Following its midstage coronavirus R&D setback, vaccine giant Sanofi is still looking for ways to help in the world’s effort to beat back the pandemic. It’s teaming up with leading vaccine players Pfizer and BioNTech to produce 100 million doses of the rival vaccine—even as Sanofi works to push its own programs through clinical testing.
After Sanofi’s weak trial showing in December forced the company to delay its own vaccine development, the French drugmaker approached Pfizer and BioNTech about helping with mRNA shot production, CEO Paul Hudson said in an interview with the Le Figaro newspaper.
A Sanofi spokesman confirmed the manufacturing partnership, saying Sanofi will provide BioNTech “access to our established infrastructure and expertise to produce over 100 million doses of COVID-19 vaccine in Europe in 2021.” The first batches will be delivered from Sanofi’s site in Frankfurt by August, he said.
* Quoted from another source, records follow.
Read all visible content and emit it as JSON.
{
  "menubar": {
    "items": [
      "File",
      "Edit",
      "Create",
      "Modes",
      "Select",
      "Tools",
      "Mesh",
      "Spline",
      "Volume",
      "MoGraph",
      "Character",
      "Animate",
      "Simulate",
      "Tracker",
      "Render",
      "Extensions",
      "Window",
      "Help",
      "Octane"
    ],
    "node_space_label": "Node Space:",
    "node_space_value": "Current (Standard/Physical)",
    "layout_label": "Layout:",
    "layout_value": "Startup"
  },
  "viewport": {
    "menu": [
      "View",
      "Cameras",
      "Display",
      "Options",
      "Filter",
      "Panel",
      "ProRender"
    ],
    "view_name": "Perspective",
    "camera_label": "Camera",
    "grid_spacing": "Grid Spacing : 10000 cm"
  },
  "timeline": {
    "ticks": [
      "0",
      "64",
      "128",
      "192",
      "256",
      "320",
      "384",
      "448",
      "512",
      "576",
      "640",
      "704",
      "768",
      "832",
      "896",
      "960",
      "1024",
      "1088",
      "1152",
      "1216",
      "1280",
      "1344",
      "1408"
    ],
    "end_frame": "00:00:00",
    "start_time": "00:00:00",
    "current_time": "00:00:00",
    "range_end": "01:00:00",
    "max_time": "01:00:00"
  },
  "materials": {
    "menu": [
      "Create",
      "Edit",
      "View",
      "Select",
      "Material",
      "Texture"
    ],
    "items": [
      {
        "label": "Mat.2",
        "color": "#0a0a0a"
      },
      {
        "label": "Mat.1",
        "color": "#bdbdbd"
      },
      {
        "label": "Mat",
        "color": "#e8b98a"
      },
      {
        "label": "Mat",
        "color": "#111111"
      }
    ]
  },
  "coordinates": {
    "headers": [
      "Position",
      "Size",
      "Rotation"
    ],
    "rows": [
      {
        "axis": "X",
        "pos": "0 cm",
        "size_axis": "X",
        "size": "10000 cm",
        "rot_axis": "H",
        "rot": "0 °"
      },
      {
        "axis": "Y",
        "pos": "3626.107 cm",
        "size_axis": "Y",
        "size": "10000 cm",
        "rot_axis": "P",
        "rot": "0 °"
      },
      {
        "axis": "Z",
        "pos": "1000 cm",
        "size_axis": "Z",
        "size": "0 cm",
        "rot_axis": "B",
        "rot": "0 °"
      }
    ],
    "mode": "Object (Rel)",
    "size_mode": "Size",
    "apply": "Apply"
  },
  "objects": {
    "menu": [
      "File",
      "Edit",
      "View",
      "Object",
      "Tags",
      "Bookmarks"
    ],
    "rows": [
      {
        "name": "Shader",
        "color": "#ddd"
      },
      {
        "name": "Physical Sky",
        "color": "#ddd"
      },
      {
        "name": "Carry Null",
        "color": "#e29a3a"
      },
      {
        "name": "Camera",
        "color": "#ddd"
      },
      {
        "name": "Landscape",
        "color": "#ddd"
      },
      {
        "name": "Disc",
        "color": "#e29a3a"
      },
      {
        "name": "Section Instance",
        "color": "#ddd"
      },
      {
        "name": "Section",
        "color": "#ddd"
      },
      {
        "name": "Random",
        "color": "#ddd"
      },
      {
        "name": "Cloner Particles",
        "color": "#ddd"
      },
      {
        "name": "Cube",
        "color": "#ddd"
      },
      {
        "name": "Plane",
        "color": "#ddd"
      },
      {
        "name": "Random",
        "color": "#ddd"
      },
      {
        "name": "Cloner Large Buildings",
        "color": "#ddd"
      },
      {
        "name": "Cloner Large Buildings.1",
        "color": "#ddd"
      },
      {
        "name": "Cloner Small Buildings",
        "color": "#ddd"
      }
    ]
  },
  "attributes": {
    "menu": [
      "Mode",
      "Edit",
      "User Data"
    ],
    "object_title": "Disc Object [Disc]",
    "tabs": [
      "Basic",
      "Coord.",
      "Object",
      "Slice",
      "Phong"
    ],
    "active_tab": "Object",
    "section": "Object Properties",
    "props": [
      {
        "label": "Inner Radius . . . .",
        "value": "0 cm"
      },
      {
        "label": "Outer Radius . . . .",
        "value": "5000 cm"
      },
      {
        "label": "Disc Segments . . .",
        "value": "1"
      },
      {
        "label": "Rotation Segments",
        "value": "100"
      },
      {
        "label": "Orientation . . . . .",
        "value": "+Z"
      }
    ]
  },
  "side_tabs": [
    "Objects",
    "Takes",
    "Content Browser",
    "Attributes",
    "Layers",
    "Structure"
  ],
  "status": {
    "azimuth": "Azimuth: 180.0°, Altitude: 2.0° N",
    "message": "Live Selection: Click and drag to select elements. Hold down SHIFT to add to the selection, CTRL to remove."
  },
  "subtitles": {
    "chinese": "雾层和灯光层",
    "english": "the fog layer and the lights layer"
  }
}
“While our utmost priority remains to advance our two COVID-19 vaccine programs, we recognize that some companies are facing challenges with their production,” he said. “Therefore, where we have the right manufacturing capabilities, without compromising other essential medicines and vaccines, and where we believe we can make a difference, we are stepping forward to do more for the fight against COVID and show solidarity across the industry.”
The company sees the partnership as “feasible” from a “technological and from a timing perspective,” he added.
The news comes after Sanofi’s December disclosure that lackluster phase 1/2 data had forced the company and its adjuvant partner, GlaxoSmithKline, to delay their COVID-19 vaccine development. With the setback, the company pushed its anticipated launch to late 2021, rather than the middle of 2021 as originally expected.
Now, the partners are gearing up for a phase 2b study set to begin next month; investigators anticipate including a comparison against an existing authorized vaccine in the trial, according to Sanofi’s website. Earlier in the pandemic, the company teamed up with GSK to utilize that vaccine rival’s adjuvant technology.
Aside from Sanofi’s GSK-partnered vaccine, the company has an mRNA vaccine in the pipeline through its partnership with Translate Bio. That vaccine has shown early promise in preclinical trials.
The Sanofi tie-up comes as mRNA partners Pfizer and BioNTech work to scale up production to 2 billion global doses in 2021. Amid that push, the companies temporarily reduced shipments to Europe this month, causing some countries to push back at the move. Meanwhile, AstraZeneca has suffered a manufacturing issue that will force it to reduce first-quarter deliveries to Europe.